The audit program for Exhibited Animals allows the Department to verify that licensees are complying with the Exhibited Animals Protection Act 1986 and Exhibited Animals Protection Regulation 2010. The audit and compliance program also assures the industry that a robust system is in place which maintains the integrity of the industry, is consistently applied, and is risk based.
The aim of this document is to provide both Compliance Officers and licensees with a consistent information and understanding of the audit process. This guidance document can also be used by licensees to understand why defects are identified during audits, and the severity of potential defects.
Most exhibiting facilities are required to comply with requirements specified in clauses of the regulation (19-39) as well as the prescribed standards.
The requirements of all the standards and legislation relate to three main outcomes:
These three outcomes are used as the guiding principles for the audit program and assessment of the industry.
An audit is a process where an authorised auditor visits a facility or display site to assess compliance. During the audit the auditor carries out an inspection of the facility/site and reviews documentation (including procedures, work instructions and monitoring records).
During a licensing or compliance audit, the authorised officer will check that the licensee is:
The auditor has a list of areas that must be checked and use a checklist to document evidence of compliance or non-compliance.
Before leaving the facility, the auditor will ask himself/herself the question: ‘Is the licensee managing the display of animals in a manner that is safe and that complies with the relevant standards and conditions of licence?
If the auditor does not have confidence that licence conditions are being met, he/she will:
If the auditor identifies an area that is not compliant, he/she will raise a corrective action request (CAR).
A CAR identifies the non-compliance, and generally allows the licensee a period of time to take action to address the issue.
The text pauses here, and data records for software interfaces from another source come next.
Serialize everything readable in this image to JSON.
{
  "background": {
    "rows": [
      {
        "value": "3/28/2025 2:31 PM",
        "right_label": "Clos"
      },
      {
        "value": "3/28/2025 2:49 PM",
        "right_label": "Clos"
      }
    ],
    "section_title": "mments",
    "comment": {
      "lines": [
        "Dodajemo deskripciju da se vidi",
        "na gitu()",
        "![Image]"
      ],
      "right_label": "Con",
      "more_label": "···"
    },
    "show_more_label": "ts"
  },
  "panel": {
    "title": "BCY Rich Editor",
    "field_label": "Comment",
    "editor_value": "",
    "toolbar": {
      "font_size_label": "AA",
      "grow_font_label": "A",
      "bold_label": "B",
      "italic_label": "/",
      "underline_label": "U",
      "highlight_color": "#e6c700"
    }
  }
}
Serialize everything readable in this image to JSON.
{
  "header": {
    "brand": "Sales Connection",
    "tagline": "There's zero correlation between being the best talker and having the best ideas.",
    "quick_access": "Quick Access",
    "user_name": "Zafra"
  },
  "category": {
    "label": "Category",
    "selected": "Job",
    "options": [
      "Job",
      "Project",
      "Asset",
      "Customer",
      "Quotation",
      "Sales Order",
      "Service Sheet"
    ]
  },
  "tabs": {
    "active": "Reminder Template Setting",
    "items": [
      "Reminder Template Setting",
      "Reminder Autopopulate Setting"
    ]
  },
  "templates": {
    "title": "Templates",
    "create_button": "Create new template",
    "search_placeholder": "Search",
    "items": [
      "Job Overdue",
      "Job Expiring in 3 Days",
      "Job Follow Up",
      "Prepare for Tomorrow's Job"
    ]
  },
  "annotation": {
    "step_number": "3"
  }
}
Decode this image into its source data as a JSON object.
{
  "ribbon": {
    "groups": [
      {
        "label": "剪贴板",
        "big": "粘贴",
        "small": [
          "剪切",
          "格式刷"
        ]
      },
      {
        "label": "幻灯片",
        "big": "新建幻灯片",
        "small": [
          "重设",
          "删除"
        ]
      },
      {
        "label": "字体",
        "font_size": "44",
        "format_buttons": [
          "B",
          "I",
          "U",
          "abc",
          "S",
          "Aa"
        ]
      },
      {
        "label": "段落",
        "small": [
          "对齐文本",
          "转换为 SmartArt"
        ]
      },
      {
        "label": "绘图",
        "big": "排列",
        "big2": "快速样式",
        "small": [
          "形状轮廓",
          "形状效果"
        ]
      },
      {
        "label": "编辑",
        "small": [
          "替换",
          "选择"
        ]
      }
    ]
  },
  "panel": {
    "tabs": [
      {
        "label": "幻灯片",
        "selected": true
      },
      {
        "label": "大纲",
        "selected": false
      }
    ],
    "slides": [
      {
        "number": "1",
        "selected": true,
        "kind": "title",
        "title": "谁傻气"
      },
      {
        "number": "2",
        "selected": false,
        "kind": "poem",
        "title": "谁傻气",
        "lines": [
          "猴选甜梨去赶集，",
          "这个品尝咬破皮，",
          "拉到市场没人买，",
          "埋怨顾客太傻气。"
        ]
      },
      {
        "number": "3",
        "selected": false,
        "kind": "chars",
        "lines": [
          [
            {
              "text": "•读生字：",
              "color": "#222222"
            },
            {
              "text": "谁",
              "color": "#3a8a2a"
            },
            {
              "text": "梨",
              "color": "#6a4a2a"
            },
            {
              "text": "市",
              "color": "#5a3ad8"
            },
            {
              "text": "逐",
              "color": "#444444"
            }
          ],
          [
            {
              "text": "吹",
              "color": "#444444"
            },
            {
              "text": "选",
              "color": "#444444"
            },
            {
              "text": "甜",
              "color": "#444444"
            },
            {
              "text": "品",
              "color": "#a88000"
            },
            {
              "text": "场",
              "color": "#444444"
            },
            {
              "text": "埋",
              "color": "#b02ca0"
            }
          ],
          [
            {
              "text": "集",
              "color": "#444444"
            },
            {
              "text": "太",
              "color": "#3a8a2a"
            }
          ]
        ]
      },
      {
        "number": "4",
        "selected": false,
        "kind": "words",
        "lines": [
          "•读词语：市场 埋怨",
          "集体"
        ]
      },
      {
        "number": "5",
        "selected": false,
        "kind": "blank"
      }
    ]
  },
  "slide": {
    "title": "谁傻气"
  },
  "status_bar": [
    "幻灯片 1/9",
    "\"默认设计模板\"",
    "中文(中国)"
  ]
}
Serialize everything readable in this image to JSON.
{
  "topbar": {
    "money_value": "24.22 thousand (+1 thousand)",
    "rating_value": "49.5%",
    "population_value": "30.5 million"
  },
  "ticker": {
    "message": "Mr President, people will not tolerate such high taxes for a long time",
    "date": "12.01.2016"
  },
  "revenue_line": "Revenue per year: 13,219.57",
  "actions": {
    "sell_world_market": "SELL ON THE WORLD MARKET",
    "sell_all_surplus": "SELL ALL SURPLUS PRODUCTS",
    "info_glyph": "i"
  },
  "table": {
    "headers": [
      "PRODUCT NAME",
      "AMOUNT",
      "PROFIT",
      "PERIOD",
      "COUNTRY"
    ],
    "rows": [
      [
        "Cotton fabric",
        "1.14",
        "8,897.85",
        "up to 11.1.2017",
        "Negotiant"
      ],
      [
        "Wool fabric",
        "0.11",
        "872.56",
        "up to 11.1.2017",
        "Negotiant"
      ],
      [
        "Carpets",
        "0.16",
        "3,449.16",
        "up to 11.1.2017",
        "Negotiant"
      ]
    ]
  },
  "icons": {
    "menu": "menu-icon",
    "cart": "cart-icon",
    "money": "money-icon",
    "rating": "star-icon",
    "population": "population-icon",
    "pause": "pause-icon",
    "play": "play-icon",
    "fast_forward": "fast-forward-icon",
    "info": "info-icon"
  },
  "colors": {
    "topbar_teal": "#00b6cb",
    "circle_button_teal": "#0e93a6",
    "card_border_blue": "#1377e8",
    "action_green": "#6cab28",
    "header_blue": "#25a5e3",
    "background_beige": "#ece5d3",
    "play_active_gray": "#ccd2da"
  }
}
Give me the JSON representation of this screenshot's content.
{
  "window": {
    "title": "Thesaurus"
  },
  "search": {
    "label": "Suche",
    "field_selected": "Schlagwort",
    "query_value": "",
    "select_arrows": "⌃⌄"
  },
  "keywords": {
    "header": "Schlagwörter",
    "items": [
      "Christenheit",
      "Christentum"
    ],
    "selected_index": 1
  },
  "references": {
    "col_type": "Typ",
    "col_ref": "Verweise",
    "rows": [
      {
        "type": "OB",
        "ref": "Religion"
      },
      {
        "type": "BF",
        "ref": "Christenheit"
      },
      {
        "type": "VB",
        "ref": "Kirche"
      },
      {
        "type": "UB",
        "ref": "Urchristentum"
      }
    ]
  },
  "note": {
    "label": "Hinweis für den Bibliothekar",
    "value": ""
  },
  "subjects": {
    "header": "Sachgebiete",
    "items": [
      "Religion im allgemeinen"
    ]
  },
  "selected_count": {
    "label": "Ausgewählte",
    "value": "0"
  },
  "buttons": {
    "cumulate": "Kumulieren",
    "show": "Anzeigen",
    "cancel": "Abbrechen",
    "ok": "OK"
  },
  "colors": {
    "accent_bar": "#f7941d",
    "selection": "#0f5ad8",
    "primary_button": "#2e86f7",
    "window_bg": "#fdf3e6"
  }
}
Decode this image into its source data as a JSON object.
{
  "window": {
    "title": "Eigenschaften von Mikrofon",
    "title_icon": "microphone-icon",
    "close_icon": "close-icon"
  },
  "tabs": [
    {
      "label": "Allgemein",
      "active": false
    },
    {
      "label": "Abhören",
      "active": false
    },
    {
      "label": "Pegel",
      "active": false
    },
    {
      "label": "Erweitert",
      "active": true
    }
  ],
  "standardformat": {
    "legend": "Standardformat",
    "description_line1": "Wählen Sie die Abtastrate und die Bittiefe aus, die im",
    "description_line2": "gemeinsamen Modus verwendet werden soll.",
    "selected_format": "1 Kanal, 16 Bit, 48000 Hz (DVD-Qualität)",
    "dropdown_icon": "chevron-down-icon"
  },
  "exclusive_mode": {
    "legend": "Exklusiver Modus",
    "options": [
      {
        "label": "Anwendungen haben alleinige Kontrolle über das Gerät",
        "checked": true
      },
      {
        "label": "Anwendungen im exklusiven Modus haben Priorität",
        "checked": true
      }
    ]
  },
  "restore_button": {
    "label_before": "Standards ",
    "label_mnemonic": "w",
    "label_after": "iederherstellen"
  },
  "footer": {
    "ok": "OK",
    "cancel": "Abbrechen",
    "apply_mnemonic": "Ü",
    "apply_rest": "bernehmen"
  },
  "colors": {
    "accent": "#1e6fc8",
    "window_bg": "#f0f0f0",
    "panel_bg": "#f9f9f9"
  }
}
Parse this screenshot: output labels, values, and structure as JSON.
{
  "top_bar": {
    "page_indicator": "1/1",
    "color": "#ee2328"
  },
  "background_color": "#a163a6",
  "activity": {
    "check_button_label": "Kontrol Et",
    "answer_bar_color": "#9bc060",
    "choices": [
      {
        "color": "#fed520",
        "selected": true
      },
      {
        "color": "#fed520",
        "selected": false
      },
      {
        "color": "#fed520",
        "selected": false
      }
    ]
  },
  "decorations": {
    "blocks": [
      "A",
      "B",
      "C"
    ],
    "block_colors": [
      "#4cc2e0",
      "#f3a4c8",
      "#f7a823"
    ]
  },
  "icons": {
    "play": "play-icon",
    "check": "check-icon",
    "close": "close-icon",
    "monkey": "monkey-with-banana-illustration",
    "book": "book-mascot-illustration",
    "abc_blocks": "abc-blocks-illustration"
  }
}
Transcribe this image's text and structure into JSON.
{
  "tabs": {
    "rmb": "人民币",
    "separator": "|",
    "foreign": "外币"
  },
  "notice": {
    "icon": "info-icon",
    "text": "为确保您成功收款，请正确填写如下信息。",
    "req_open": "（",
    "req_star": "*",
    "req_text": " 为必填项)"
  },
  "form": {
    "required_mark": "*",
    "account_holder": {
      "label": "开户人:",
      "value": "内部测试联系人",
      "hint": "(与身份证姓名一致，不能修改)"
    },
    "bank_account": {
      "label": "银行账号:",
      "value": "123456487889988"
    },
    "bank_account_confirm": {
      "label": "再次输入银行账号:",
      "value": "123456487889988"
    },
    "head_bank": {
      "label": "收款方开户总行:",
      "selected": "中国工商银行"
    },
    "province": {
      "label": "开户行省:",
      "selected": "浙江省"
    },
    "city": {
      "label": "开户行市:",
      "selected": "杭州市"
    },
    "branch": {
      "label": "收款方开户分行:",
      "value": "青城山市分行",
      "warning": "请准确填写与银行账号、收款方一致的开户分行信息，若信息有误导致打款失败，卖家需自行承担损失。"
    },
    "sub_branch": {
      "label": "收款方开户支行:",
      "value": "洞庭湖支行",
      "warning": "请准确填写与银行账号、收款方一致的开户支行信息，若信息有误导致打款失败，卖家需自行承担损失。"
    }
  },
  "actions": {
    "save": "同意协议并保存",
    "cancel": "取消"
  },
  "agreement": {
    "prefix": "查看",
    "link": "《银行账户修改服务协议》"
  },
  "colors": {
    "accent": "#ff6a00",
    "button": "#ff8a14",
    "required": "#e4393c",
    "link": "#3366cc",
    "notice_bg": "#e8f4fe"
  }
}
The CARs identified during audits are rated as minor, major or critical, depending on their severity. Each CAR attracts a numerical value, the total of which determines the overall audit outcome.
|CAR category||Numeral value|
When deciding what rating to apply to a non-conformance, an auditor will take into account:
The auditor will use a guide to help categorise CARs.
A minor CAR is a non-conformance which threatens neither the effectiveness of, nor the assurance provided by, the audit program.
Minor non-conformances are generally administrative or technical in nature and are low risk to the effective operation of the system.
A major CAR is a non-conformance where there is a significant breakdown in the implementation or documentation of controls, which threatens the effective operation of systems.
A critical CAR is a non-conformance which, in the opinion of the authorising authority, seriously threatens the effectiveness of the systems or controls in place and has, or will, have an impact on human safety or animal welfare.
Table 2 is a guideline for CARs raised in audits, based on existing knowledge and data, and are typically the main areas of risk. It should be noted however that these are guidelines only and are intended to be used in conjunction with other available resources and the professional judgement and knowledge of the auditor.
If an exhibitor does not rectify any CAR or defect identified during an audit within the required timeframe, the original CAR can be reissued (with increased audit points), and a further CAR issued for failure to comply with the original CAR. This will result in a worse audit result.
At the conclusion of the audit, the allocated points for each CAR are added to give a total rating for the business, from an ‘A’ to an ‘E’ rating.
|Rating||Total number of allocated points||Audit result|
|A||0 - 15||ACCEPTABLE|
|B||16 - 31||ACCEPTABLE|
|C||32 - 47||MARGINAL|
|D||48 - 63||UNACCEPTABLE|
|E||64 AND ABOVE||UNACCEPTABLE|
If an authority holder receives an unacceptable audit result:
|Rating||Maximum period for follow up audit (s)||Unacceptable follow up audit||Acceptable follow up audit|
|UNACCEPTABLE||1 month||Remain on 1 monthly audits and additional enforcement action||12 months|
|MARGINAL||12 months||1 month||12 months|
|ACCEPTABLE||12 months||1 month||12 months|
Routine audits will generally be carried out on an announced basis, however unannounced or unscheduled audits may be carried out. These audits can be in response to complaints, other matters requiring investigation or to monitor compliance.
The auditor will document the audit, all findings and CARs raised in an audit report. This report will generally be completed while the auditor is on site.
The auditor will discuss the findings, any non-conformances identified, and expected timeframes to correct the non-conformances.
The audit report will be sent to you, either as hard copy or electronically.
If you have any questions regarding the findings contained in the audit report, it is recommended you contact the auditor to discuss, before your next audit.